**What you need to do**.
Output all the data exactly. Pictures do not belong in the copy.

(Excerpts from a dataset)
* * *
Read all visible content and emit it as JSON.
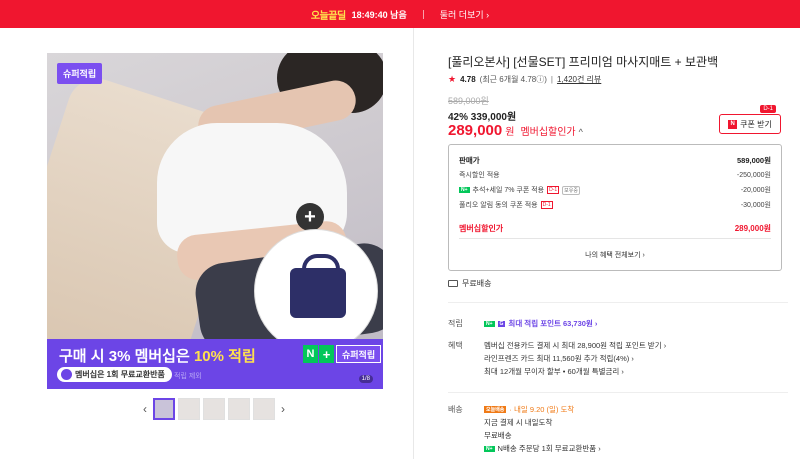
{
  "topbar": {
    "brand": "오늘끝딜",
    "time": "18:49:40 남음",
    "more": "둘러 더보기 ›"
  },
  "hero": {
    "tag": "슈퍼적립",
    "promo_headline_a": "구매 시 3% 멤버십은 ",
    "promo_headline_b": "10% 적립",
    "promo_sub": "멤버십은 1회 무료교환반품",
    "promo_faint": "적립 제외",
    "npay_label": "슈퍼적립",
    "counter": "1/8"
  },
  "thumbs": {
    "prev": "‹",
    "next": "›",
    "count": 5
  },
  "product": {
    "title": "[풀리오본사] [선물SET] 프리미엄 마사지매트 + 보관백",
    "rating_score": "4.78",
    "rating_detail": "(최근 6개월 4.78ⓘ)",
    "reviews": "1,420건 리뷰",
    "original_price": "589,000원",
    "discount_pct": "42%",
    "discount_price": "339,000원",
    "member_price": "289,000",
    "won": "원",
    "member_label": "멤버십할인가",
    "coupon": "쿠폰 받기",
    "coupon_tag": "D-1"
  },
  "price_box": {
    "sale_label": "판매가",
    "sale_value": "589,000원",
    "instant_label": "즉시할인 적용",
    "instant_value": "-250,000원",
    "extra_label": "추석+세일 7% 쿠폰 적용",
    "extra_tag": "D-1",
    "extra_tag2": "보유중",
    "extra_value": "-20,000원",
    "alarm_label": "풀리오 알림 동의 쿠폰 적용",
    "alarm_tag": "D-1",
    "alarm_value": "-30,000원",
    "member_label": "멤버십할인가",
    "member_value": "289,000원",
    "view_all": "나의 혜택 전체보기 ›"
  },
  "shipping": {
    "free": "무료배송"
  },
  "points": {
    "label": "적립",
    "value": "최대 적립 포인트 63,730원 ›"
  },
  "benefits": {
    "label": "혜택",
    "line1": "멤버십 전용카드 결제 시 최대 28,900원 적립 포인트 받기 ›",
    "line2": "라인프렌즈 카드 최대 11,560원 추가 적립(4%) ›",
    "line3": "최대 12개월 무이자 할부 • 60개월 특별금리 ›"
  },
  "delivery": {
    "label": "배송",
    "tag": "오늘배송",
    "line1": "· 내일 9.20 (일) 도착",
    "line2": "지금 결제 시 내일도착",
    "line3": "무료배송",
    "line4": "N배송 주문당 1회 무료교환반품 ›"
  },
  "colors": {
    "accent": "#f0162f",
    "member": "#6c45e6",
    "npay": "#03c75a"
  }
}
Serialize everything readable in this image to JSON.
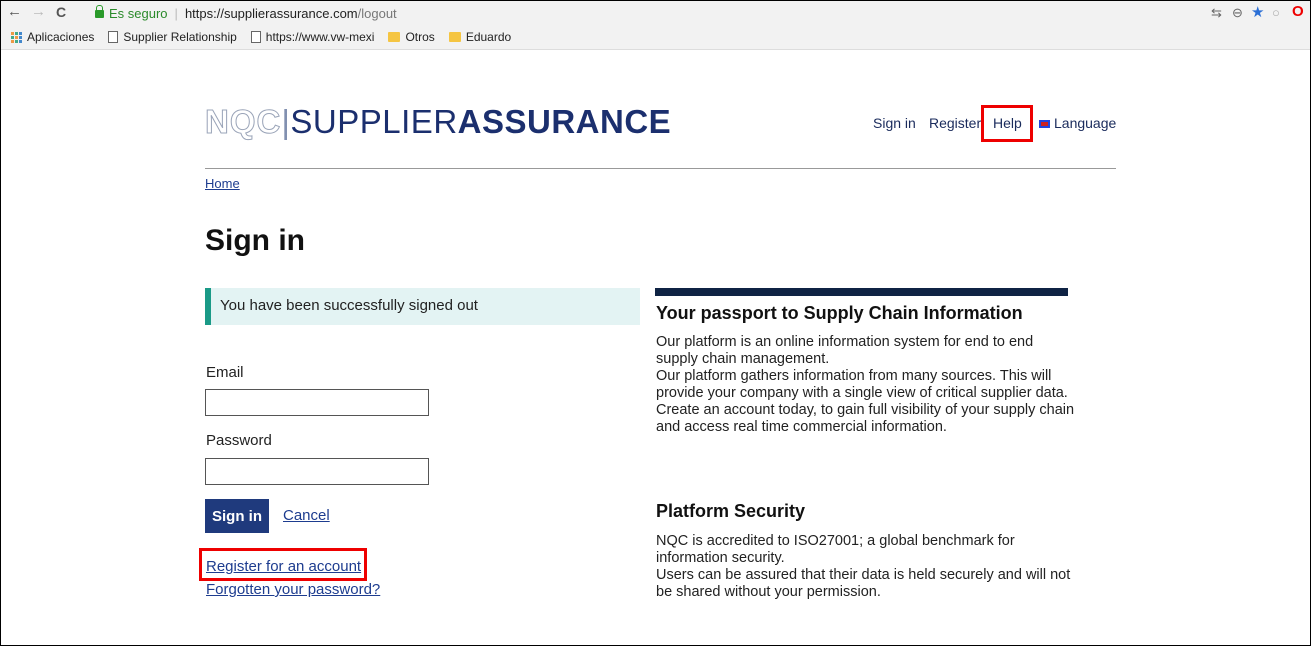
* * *
**Solution for this task**.
Read all visible content and emit it as JSON.
{
  "topbar": {
    "brand": "오늘끝딜",
    "time": "18:49:40 남음",
    "more": "둘러 더보기 ›"
  },
  "hero": {
    "tag": "슈퍼적립",
    "promo_headline_a": "구매 시 3% 멤버십은 ",
    "promo_headline_b": "10% 적립",
    "promo_sub": "멤버십은 1회 무료교환반품",
    "promo_faint": "적립 제외",
    "npay_label": "슈퍼적립",
    "counter": "1/8"
  },
  "thumbs": {
    "prev": "‹",
    "next": "›",
    "count": 5
  },
  "product": {
    "title": "[풀리오본사] [선물SET] 프리미엄 마사지매트 + 보관백",
    "rating_score": "4.78",
    "rating_detail": "(최근 6개월 4.78ⓘ)",
    "reviews": "1,420건 리뷰",
    "original_price": "589,000원",
    "discount_pct": "42%",
    "discount_price": "339,000원",
    "member_price": "289,000",
    "won": "원",
    "member_label": "멤버십할인가",
    "coupon": "쿠폰 받기",
    "coupon_tag": "D-1"
  },
  "price_box": {
    "sale_label": "판매가",
    "sale_value": "589,000원",
    "instant_label": "즉시할인 적용",
    "instant_value": "-250,000원",
    "extra_label": "추석+세일 7% 쿠폰 적용",
    "extra_tag": "D-1",
    "extra_tag2": "보유중",
    "extra_value": "-20,000원",
    "alarm_label": "풀리오 알림 동의 쿠폰 적용",
    "alarm_tag": "D-1",
    "alarm_value": "-30,000원",
    "member_label": "멤버십할인가",
    "member_value": "289,000원",
    "view_all": "나의 혜택 전체보기 ›"
  },
  "shipping": {
    "free": "무료배송"
  },
  "points": {
    "label": "적립",
    "value": "최대 적립 포인트 63,730원 ›"
  },
  "benefits": {
    "label": "혜택",
    "line1": "멤버십 전용카드 결제 시 최대 28,900원 적립 포인트 받기 ›",
    "line2": "라인프렌즈 카드 최대 11,560원 추가 적립(4%) ›",
    "line3": "최대 12개월 무이자 할부 • 60개월 특별금리 ›"
  },
  "delivery": {
    "label": "배송",
    "tag": "오늘배송",
    "line1": "· 내일 9.20 (일) 도착",
    "line2": "지금 결제 시 내일도착",
    "line3": "무료배송",
    "line4": "N배송 주문당 1회 무료교환반품 ›"
  },
  "colors": {
    "accent": "#f0162f",
    "member": "#6c45e6",
    "npay": "#03c75a"
  }
}
Serialize everything readable in this image to JSON.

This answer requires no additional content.